Henry Ford influenced and changed America in the 1920s and displayed the traits of heroism during his early-life, while innovating the auto-industry, becoming a leader during the Industrial Revolution i...
Ford's two top soybean researchers during this testing period had been Robert Allen Boyer, head of the laboratory studying industrial applications, and Dr. Edsel Ruddiman, doing soyfoods research. Boyer, born on 30 September 1909 in Toledo, Ohio, had moved to South Sudbury, Massachusetts when his father had been hired by Ford to run the nation's oldest hotel there, the Wayside Inn. Ford, who had a real eye for promising young talent, had "discovered" Boyer at the Inn in 1925 during one of Ford's frequent visits there.
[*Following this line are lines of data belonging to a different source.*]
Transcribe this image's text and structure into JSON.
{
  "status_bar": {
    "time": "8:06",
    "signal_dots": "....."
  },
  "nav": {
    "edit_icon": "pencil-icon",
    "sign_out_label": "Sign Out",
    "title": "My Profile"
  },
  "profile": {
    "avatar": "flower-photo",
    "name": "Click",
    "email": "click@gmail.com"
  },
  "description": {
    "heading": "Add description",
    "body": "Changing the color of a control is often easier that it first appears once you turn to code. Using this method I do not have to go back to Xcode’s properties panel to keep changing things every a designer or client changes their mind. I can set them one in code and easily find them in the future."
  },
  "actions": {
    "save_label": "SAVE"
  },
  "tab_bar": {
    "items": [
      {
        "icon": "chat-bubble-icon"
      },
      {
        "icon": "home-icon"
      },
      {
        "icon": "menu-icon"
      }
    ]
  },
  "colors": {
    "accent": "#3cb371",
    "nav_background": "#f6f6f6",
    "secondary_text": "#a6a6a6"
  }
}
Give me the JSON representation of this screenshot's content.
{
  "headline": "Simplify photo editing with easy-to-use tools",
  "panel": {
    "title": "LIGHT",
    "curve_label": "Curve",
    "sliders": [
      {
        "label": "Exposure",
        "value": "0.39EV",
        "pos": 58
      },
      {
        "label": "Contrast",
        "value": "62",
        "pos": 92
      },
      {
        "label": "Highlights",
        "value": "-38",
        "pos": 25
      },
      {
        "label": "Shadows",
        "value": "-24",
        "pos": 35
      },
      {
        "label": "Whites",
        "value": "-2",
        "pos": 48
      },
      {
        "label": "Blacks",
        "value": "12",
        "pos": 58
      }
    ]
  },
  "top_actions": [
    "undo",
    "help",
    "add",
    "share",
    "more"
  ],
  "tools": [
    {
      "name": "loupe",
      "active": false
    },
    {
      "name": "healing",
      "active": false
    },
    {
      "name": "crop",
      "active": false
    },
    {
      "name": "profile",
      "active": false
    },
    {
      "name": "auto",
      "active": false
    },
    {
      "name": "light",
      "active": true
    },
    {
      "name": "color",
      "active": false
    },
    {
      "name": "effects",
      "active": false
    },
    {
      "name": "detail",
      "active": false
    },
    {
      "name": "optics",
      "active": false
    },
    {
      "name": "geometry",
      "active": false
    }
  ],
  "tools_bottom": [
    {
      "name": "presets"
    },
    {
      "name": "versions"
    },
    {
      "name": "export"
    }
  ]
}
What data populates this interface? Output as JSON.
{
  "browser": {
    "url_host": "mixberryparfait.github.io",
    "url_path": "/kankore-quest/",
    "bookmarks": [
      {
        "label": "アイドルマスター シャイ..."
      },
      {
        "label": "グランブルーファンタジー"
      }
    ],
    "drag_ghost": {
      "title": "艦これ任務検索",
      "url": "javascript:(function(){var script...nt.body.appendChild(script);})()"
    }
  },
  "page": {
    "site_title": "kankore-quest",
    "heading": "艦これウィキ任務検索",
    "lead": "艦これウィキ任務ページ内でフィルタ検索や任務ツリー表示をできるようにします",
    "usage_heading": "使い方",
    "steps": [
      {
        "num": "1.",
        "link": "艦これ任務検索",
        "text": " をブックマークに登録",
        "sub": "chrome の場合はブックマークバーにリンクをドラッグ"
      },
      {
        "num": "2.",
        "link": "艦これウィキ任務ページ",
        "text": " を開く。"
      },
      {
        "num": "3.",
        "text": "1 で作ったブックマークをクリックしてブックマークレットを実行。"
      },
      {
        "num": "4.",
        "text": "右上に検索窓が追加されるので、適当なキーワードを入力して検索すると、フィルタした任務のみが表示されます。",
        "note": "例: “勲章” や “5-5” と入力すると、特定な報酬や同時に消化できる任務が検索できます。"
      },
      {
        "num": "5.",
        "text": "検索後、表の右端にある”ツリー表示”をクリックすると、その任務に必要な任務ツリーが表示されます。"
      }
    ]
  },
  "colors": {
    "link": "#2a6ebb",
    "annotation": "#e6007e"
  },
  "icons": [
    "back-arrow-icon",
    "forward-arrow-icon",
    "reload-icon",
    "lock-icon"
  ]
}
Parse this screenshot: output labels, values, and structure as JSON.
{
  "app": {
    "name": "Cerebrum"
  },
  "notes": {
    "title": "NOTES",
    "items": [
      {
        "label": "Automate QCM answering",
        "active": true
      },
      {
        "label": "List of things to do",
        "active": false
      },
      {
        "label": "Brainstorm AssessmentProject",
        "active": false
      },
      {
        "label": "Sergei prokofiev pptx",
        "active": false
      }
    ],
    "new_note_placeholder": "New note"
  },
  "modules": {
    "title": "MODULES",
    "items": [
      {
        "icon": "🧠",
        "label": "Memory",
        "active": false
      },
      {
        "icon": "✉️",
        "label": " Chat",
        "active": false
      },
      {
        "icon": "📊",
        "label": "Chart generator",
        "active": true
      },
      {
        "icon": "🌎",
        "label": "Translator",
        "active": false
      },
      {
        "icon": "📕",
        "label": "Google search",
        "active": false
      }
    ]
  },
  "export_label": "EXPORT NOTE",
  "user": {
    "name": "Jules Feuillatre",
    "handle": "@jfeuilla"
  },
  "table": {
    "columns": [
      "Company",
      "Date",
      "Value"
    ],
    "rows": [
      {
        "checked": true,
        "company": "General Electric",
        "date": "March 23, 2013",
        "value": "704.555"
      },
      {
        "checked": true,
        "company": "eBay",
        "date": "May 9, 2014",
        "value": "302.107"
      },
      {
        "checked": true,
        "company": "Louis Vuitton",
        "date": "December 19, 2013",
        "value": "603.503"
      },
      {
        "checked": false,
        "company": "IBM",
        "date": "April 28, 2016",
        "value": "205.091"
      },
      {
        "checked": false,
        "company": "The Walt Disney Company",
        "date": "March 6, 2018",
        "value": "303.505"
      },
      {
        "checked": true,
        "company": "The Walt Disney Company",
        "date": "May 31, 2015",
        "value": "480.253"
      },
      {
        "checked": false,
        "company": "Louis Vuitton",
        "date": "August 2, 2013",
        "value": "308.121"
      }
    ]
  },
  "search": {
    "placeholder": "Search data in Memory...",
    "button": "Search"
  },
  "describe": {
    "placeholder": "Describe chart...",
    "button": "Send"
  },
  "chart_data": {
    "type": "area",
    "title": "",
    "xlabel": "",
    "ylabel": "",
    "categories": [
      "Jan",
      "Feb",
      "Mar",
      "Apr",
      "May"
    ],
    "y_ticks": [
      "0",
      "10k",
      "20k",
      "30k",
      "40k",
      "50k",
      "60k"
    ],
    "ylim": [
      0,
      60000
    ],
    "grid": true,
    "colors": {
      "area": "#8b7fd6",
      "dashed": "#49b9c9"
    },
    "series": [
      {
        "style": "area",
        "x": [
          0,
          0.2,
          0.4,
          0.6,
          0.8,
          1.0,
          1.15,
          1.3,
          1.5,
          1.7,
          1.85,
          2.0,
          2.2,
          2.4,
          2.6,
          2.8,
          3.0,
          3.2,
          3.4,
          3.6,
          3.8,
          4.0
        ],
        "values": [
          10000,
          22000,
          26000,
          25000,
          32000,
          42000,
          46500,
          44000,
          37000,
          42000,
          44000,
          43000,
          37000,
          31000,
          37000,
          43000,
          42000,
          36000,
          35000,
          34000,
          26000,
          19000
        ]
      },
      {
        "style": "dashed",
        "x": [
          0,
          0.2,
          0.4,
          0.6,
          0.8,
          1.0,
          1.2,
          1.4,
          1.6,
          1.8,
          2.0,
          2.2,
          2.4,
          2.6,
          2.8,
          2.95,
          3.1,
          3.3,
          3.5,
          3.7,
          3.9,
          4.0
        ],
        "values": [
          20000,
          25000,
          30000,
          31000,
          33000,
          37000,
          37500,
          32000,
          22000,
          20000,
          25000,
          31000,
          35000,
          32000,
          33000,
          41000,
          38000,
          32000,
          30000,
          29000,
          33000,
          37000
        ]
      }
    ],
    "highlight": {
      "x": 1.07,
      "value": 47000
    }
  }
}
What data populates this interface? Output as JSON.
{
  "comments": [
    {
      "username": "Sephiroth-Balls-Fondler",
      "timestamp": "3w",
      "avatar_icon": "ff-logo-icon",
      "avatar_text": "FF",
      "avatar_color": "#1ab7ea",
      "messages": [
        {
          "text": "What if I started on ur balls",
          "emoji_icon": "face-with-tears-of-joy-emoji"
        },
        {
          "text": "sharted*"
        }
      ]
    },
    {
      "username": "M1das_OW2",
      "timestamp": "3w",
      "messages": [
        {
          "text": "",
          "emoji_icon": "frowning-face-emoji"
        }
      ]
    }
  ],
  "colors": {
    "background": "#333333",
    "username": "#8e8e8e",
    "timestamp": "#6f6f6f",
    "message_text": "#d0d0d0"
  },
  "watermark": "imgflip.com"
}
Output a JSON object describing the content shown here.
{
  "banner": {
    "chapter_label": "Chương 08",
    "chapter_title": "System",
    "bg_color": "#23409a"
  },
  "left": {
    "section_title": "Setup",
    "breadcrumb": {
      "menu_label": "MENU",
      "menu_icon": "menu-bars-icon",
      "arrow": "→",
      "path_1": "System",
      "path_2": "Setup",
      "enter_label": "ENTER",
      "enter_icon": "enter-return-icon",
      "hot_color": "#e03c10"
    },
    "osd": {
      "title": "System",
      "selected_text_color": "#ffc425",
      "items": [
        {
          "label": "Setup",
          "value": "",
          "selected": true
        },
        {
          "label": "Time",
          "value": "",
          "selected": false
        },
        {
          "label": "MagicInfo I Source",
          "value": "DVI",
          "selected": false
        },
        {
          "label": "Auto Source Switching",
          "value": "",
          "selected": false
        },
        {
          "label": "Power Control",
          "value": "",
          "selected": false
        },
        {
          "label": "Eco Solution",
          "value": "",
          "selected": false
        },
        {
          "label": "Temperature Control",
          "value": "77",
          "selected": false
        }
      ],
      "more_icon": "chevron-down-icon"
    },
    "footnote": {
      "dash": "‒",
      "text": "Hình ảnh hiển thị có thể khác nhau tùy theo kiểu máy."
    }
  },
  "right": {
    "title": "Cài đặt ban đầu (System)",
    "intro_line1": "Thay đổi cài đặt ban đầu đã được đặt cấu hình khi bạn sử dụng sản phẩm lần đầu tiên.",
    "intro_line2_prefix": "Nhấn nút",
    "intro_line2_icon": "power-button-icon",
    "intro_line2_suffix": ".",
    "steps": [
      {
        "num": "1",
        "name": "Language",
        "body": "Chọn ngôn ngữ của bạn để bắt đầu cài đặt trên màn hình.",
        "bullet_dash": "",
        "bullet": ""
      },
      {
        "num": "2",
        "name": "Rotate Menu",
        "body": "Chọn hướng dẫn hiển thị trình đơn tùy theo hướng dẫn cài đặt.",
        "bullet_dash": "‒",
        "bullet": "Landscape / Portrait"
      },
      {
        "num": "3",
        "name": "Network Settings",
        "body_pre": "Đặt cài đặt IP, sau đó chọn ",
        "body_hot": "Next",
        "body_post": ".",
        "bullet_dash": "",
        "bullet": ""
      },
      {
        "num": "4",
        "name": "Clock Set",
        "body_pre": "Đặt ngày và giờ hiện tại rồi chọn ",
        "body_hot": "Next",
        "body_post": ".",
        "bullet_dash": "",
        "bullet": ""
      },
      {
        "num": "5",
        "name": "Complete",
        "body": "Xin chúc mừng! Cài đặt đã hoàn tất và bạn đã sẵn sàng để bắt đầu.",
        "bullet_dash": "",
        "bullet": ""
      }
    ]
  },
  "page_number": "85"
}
Attracted by the boy's keen, active mind, Ford had suggested to Boyer that, instead of following his plans to enter Andover prep school and then Dartmouth College, he enroll in the new Henry Ford Trade School and participate in its unique work-study program at the adjacent huge River Rouge auto factory. Boyer accepted the idea and after attending the trade school from 1927-1929 he graduated at age 21, a promising research chemist; he took his first job as head of the new soybean lab at the Edison Institute. Ford liked to call the Edison Institute (which was both a school and a research center) the "School for Inventors." He once said he would like to put a sign over the front door which would read "Place for Damn Fool Experiments," although he never did.
write me a paper about Henry ford and Leland Stanford paper should include ( who , what , when , where , why ,how ) why do we still remember them? each of them a paper
In 1936 Ford hosted meetings of the Farm Chemurgic Council in Detroit and Dearborn, Michigan; 1,000 people attended, as against 400 the previous year. One entire section of the program was devoted to the soybean, which stole the show. Six papers were presented and speakers included Mr. E.D. Funk, Sr. and Clark Bradley. On 12 October 1936 magazine stated: "The No. 1 U.S. soybean man is Henry Ford."